PROBLEM STATEMENT :: This task requires every entry to be set down again exactly.

• • • • • • •

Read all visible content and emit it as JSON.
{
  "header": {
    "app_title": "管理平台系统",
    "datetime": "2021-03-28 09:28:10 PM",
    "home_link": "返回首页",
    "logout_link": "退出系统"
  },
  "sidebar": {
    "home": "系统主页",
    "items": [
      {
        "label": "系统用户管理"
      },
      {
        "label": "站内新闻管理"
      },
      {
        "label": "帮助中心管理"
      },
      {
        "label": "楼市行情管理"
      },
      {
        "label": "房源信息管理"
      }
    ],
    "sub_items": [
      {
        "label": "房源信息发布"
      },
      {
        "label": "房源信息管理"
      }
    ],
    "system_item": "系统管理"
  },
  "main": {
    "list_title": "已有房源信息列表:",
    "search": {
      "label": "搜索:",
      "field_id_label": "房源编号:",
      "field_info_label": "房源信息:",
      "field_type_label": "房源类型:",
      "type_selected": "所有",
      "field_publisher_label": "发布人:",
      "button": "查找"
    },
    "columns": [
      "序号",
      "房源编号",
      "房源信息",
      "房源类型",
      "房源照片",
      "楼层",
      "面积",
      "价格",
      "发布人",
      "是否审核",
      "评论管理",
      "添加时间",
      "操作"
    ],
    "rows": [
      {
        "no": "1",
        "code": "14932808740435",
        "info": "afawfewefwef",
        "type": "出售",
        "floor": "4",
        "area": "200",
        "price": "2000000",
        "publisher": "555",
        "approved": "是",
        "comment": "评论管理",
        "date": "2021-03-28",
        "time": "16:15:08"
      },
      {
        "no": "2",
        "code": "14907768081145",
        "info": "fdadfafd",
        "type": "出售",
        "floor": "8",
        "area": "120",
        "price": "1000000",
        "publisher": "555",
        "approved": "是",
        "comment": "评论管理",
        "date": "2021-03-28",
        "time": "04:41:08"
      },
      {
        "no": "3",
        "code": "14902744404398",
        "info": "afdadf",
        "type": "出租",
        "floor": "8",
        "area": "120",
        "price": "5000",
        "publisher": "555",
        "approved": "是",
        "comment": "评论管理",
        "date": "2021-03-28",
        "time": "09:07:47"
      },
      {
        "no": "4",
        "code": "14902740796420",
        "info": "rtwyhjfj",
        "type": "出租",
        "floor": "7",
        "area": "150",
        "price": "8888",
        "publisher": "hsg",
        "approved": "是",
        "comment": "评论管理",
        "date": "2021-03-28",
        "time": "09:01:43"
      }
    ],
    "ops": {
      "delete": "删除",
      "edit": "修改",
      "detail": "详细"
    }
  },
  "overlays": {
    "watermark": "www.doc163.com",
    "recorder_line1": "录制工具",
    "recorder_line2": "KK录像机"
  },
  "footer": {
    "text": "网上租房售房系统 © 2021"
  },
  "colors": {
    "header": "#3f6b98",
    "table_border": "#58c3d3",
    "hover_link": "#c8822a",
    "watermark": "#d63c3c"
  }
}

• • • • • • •

EXERCISE RESPONSE ::
Read all visible content and emit it as JSON.
{
  "header": {
    "app_title": "管理平台系统",
    "datetime": "2021-03-28 09:28:10 PM",
    "home_link": "返回首页",
    "logout_link": "退出系统"
  },
  "sidebar": {
    "home": "系统主页",
    "items": [
      {
        "label": "系统用户管理"
      },
      {
        "label": "站内新闻管理"
      },
      {
        "label": "帮助中心管理"
      },
      {
        "label": "楼市行情管理"
      },
      {
        "label": "房源信息管理"
      }
    ],
    "sub_items": [
      {
        "label": "房源信息发布"
      },
      {
        "label": "房源信息管理"
      }
    ],
    "system_item": "系统管理"
  },
  "main": {
    "list_title": "已有房源信息列表:",
    "search": {
      "label": "搜索:",
      "field_id_label": "房源编号:",
      "field_info_label": "房源信息:",
      "field_type_label": "房源类型:",
      "type_selected": "所有",
      "field_publisher_label": "发布人:",
      "button": "查找"
    },
    "columns": [
      "序号",
      "房源编号",
      "房源信息",
      "房源类型",
      "房源照片",
      "楼层",
      "面积",
      "价格",
      "发布人",
      "是否审核",
      "评论管理",
      "添加时间",
      "操作"
    ],
    "rows": [
      {
        "no": "1",
        "code": "14932808740435",
        "info": "afawfewefwef",
        "type": "出售",
        "floor": "4",
        "area": "200",
        "price": "2000000",
        "publisher": "555",
        "approved": "是",
        "comment": "评论管理",
        "date": "2021-03-28",
        "time": "16:15:08"
      },
      {
        "no": "2",
        "code": "14907768081145",
        "info": "fdadfafd",
        "type": "出售",
        "floor": "8",
        "area": "120",
        "price": "1000000",
        "publisher": "555",
        "approved": "是",
        "comment": "评论管理",
        "date": "2021-03-28",
        "time": "04:41:08"
      },
      {
        "no": "3",
        "code": "14902744404398",
        "info": "afdadf",
        "type": "出租",
        "floor": "8",
        "area": "120",
        "price": "5000",
        "publisher": "555",
        "approved": "是",
        "comment": "评论管理",
        "date": "2021-03-28",
        "time": "09:07:47"
      },
      {
        "no": "4",
        "code": "14902740796420",
        "info": "rtwyhjfj",
        "type": "出租",
        "floor": "7",
        "area": "150",
        "price": "8888",
        "publisher": "hsg",
        "approved": "是",
        "comment": "评论管理",
        "date": "2021-03-28",
        "time": "09:01:43"
      }
    ],
    "ops": {
      "delete": "删除",
      "edit": "修改",
      "detail": "详细"
    }
  },
  "overlays": {
    "watermark": "www.doc163.com",
    "recorder_line1": "录制工具",
    "recorder_line2": "KK录像机"
  },
  "footer": {
    "text": "网上租房售房系统 © 2021"
  },
  "colors": {
    "header": "#3f6b98",
    "table_border": "#58c3d3",
    "hover_link": "#c8822a",
    "watermark": "#d63c3c"
  }
}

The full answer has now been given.